4/12/2013California: Toll Roads Generate $1.7 Billion In Red Ink
Analysis shows two Southern California toll roads were unsustainable from the very beginning.
The debt load accumulated by the toll roads in Orange County, California is unsustainable, according to a study released Tuesday by the Pacific Research Institute. Researchers Donna Arduin, former budget director for California Governor Arnold Schwarzenegger (R) and Wayne Winegarden, a senior fellow at PRI, examined the financial status of the publicly owned Foothill-Eastern Transportation Corridor Agency's 241 toll road and the San Joaquin Hills Transportation Corridor Agency's 73 toll road.
Advocates insist tolling is a superior transportation funding mechanism because it is based on the concept of "user fees" -- those who use the toll road are the ones who pay for it. This concept has gone out the window with the Transportation Corridor Agency (TCA) toll roads, which the report found use an estimated $1.7 billion in taxpayer subsidies. Worse, the roads are deeply in debt.
"Based on our review, the operations of these toll roads presently appear to be unsustainable and likely have been unworkable from their inception," Arduin and Winegarden wrote. "The original financial plans for the 241 and 73 toll roads were based on overly optimistic growth assumptions and did not leave a financial cushion for TCA to operate under reduced utilization or economic downturns. Subsequent decisions by TCA board members and managers have made matters worse."
In the 1970s, the state planned on building State Routes 241 and 73 as normal, gas-tax funded freeways. Around 1984, however, the tolling fad began to take hold of transportation planners, and local officials decided to create the public "joint-powers agencies" that is supposed to run the road as a toll road until the bonds are paid off in 2035, though that date has since been pushed back to 2042.
The report found that the toll roads have been unable to pay their debt obligations since 2006. Initially, the roads were to cost $858 million to construct. The actual debt load is now $4.4 billion, with debt payments totaling $11 billion over time. The primary culprit is the lack of use of the roads. Traffic on the 241 was only 65 percent of the projected level last year, and the 73 only saw 42 percent of the projected value. San Joaquin Hills Transportation Corridor Agency has a junk bond rating, while the Foothill-Eastern Transportation Corridor Agency is only slightly better at BBB-. The roads have between three and five times more debt-per-mile than the national average.
Because fewer people use the toll road, the agencies have been raising the toll rates, leaving both roads among the most expensive routes in the entire nation.

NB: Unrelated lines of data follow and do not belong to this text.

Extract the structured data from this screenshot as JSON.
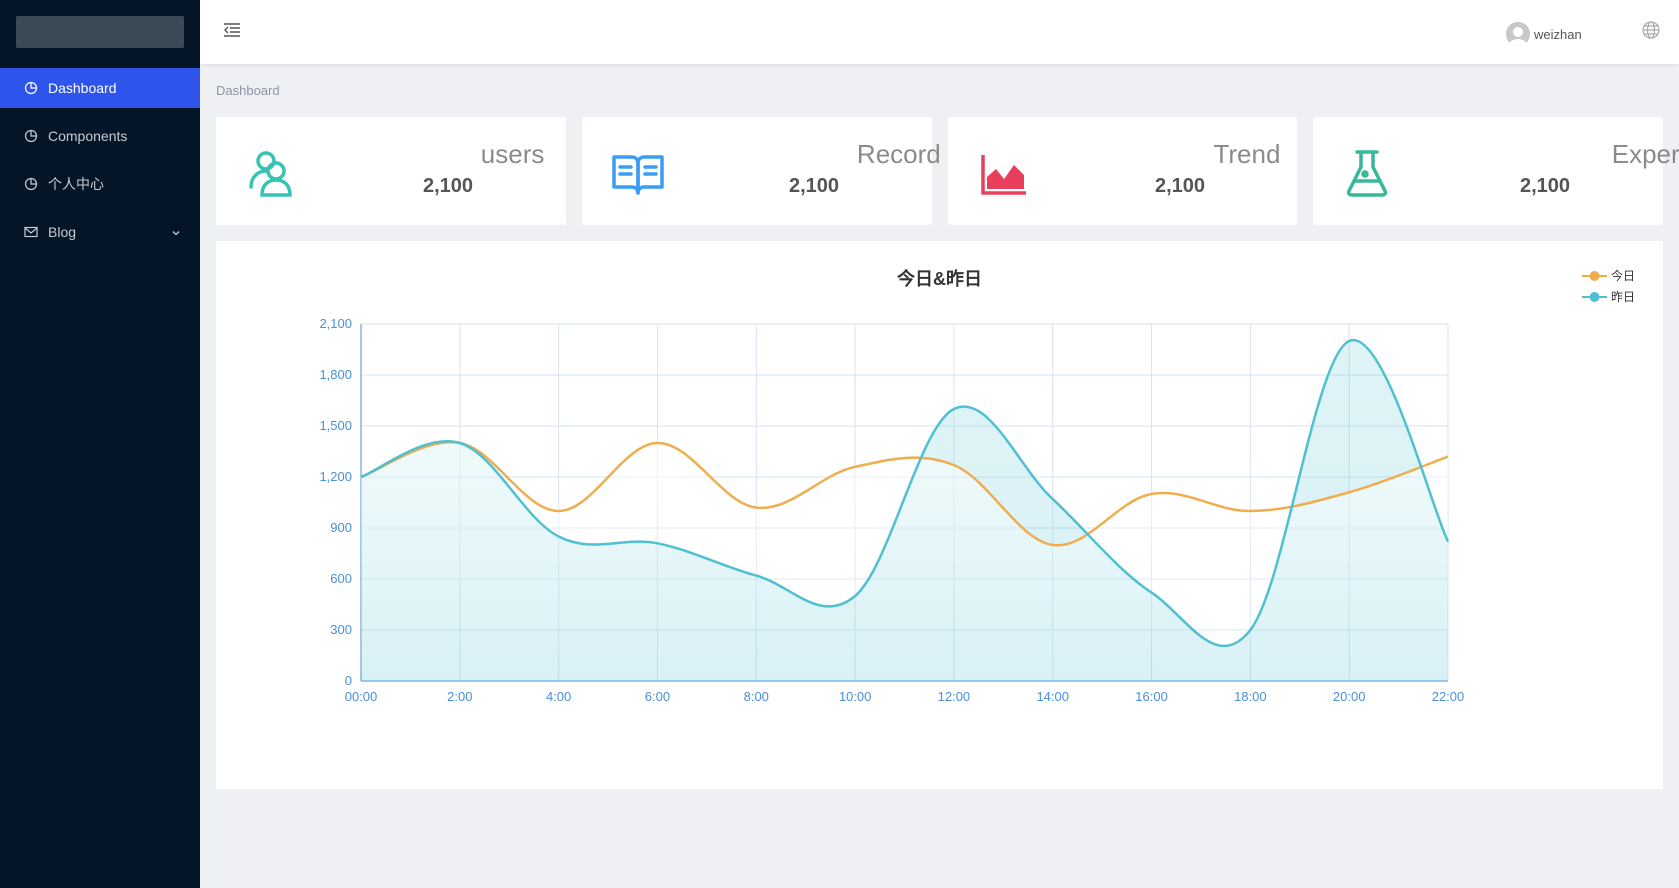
{
  "sidebar": {
    "items": [
      {
        "label": "Dashboard",
        "icon": "pie-chart-icon",
        "active": true
      },
      {
        "label": "Components",
        "icon": "pie-chart-icon",
        "active": false
      },
      {
        "label": "个人中心",
        "icon": "pie-chart-icon",
        "active": false
      },
      {
        "label": "Blog",
        "icon": "mail-icon",
        "active": false,
        "has_submenu": true
      }
    ]
  },
  "header": {
    "user_name": "weizhan"
  },
  "breadcrumb": "Dashboard",
  "cards": [
    {
      "title": "users",
      "value": "2,100",
      "icon": "users-icon",
      "color": "#36c3b4"
    },
    {
      "title": "Record",
      "value": "2,100",
      "icon": "book-icon",
      "color": "#3a9df5"
    },
    {
      "title": "Trend",
      "value": "2,100",
      "icon": "area-chart-icon",
      "color": "#e8405c"
    },
    {
      "title": "Experiment",
      "value": "2,100",
      "icon": "flask-icon",
      "color": "#36b89a"
    }
  ],
  "chart_data": {
    "type": "line",
    "title": "今日&昨日",
    "categories": [
      "00:00",
      "2:00",
      "4:00",
      "6:00",
      "8:00",
      "10:00",
      "12:00",
      "14:00",
      "16:00",
      "18:00",
      "20:00",
      "22:00"
    ],
    "series": [
      {
        "name": "今日",
        "color": "#f0ad4e",
        "values": [
          1200,
          1400,
          1000,
          1400,
          1020,
          1260,
          1270,
          800,
          1100,
          1000,
          1110,
          1320
        ]
      },
      {
        "name": "昨日",
        "color": "#4ec0d2",
        "values": [
          1200,
          1400,
          850,
          810,
          620,
          500,
          1600,
          1070,
          520,
          300,
          2000,
          820
        ]
      }
    ],
    "ylim": [
      0,
      2100
    ],
    "yticks": [
      "0",
      "300",
      "600",
      "900",
      "1,200",
      "1,500",
      "1,800",
      "2,100"
    ],
    "grid": true,
    "legend_position": "top-right"
  }
}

Far from being a model of private enterprise providing a service "at no cost to taxpayers," the toll roads were given a $151 million taxpayer subsidy during construction, Caltrans has spent $122 million on capital improvements for the toll roads -- money that is diverted from use on general purpose lanes. Caltrans kicks in up to $15 million per year in routine maintenance. The road also enjoys a tax on developers and the benefit of an anti-competition agreement that prevents improvements to nearby freeways. The report estimates the total subsidy value at $1.7 billion.
"TCA's budget commitment over the past 4 years indicate that over one-third of FETCA expenses represent marketing, consulting, legal and costs relating to the 241 South extension along the same corridor previously rejected by regulators," the report found. "This review clearly raises significant concerns about the toll roads' sustainability, cost to taxpayers, and ability to relieve traffic congestion."
A copy of the report is available in a 1.2mb PDF file at the source link below.